Hi Eric,

Despite the fact that internal hg repositories are used, the idea
is NOT to use them as development repositories - but ONLY push
releases to the ToolShed.

In the interests of reproducibility (other people might use your
ToolShed entry in a workflow, or as a dependency), you should
not be able to ever rewrite history or delete commits - something
you can do with a git or hg repository but should generally avoid.

i.e. Being allowed to "cleapup and start again" is blocked by the
Galaxy goal of reproducibility.

I personally prefer git to hg, and therefore use that for development
tracking of my own ToolShed releases - but if you like hg then I
would suggest using a BitBucket.org hosted hg repository for
developing your tool.

You can see examples here - many of these tools do have
explicit dependencies on other tools/packages in the ToolShed
(either my own, or from 3rd parties):

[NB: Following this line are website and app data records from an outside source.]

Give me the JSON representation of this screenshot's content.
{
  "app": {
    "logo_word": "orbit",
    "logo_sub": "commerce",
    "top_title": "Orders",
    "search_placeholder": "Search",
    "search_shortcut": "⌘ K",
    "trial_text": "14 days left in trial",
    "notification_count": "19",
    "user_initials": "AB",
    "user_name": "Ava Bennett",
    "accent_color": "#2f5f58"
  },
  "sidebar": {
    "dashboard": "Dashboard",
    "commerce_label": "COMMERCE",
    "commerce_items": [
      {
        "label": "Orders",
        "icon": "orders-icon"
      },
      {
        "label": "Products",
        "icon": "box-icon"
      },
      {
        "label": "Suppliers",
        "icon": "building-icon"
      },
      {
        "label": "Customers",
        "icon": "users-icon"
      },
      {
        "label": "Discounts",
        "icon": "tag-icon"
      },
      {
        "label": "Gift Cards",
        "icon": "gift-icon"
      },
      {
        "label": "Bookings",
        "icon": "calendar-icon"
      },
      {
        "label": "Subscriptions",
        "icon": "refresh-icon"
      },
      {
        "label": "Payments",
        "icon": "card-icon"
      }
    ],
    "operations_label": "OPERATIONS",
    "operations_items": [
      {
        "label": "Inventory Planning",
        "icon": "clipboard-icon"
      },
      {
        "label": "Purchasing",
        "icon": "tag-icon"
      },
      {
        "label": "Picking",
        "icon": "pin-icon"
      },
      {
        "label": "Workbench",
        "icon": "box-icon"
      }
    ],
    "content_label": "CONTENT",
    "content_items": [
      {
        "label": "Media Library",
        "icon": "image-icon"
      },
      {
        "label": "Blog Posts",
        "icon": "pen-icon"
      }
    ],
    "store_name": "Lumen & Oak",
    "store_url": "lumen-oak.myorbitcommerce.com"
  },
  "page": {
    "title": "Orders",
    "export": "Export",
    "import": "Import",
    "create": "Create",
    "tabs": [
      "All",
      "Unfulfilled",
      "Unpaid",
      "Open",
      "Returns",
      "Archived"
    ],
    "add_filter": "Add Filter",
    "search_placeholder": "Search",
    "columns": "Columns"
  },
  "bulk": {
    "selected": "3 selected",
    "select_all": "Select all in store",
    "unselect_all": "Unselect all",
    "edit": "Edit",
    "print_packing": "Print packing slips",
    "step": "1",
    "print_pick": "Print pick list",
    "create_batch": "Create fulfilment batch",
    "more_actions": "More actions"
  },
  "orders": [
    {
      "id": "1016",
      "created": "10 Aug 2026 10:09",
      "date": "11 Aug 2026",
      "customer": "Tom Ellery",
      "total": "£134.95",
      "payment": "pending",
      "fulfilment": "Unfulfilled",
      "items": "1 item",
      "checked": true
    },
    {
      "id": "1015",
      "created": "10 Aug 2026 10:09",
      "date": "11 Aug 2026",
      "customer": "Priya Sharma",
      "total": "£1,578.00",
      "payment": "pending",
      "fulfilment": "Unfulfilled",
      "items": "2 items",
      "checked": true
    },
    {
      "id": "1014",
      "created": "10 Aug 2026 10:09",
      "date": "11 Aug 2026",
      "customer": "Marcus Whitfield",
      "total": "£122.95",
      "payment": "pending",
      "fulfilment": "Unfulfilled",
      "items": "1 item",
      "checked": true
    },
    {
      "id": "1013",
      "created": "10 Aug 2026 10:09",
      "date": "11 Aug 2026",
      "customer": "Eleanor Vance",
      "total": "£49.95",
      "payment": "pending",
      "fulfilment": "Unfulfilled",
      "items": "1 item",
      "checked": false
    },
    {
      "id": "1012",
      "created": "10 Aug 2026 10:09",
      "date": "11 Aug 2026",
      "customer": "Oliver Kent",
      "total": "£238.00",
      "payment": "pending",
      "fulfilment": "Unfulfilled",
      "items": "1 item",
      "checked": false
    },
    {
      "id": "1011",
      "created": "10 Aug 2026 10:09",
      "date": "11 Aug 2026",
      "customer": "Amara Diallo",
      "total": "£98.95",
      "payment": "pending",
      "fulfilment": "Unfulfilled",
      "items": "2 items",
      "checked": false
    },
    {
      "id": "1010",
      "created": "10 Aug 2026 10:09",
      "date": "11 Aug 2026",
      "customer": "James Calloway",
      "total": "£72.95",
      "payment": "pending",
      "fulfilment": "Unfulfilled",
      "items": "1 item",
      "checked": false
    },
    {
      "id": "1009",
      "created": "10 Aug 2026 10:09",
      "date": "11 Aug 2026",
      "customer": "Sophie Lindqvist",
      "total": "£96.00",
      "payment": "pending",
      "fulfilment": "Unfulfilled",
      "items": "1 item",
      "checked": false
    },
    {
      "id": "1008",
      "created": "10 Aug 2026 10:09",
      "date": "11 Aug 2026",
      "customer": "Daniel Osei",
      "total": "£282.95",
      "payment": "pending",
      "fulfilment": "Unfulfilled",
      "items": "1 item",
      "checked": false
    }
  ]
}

On Tue, Jun 24, 2014 at 1:15 PM, Eric Kuyt <eric.ku...@wur.nl> wrote:
> Hi All,
> I am playing around with putting a tool in testtoolshed. Now when changes to
> dependency versions are detected, the toolshed detects a new version and a
> dropdown is created.
> but sometimes I do not want this behavior when the first version was
> erroneous for example. I tried hg strip on the repository and pushing it
> back to the testtoolshed but sadly it didn't result in a clean repository
> but a multi-headered mess.
> Is there a way to cleanup the remote repository and start over. And what
> would be a cleaner way to develop tools on a toolshed still making use of
> repository dependencies?
> Thanks,
> Eric
Please keep all replies on the list by using "reply all"
in your mail client.  To manage your subscriptions to this
and other Galaxy lists, please use the interface at:

To search Galaxy mailing lists use the unified search at:

Reply via email to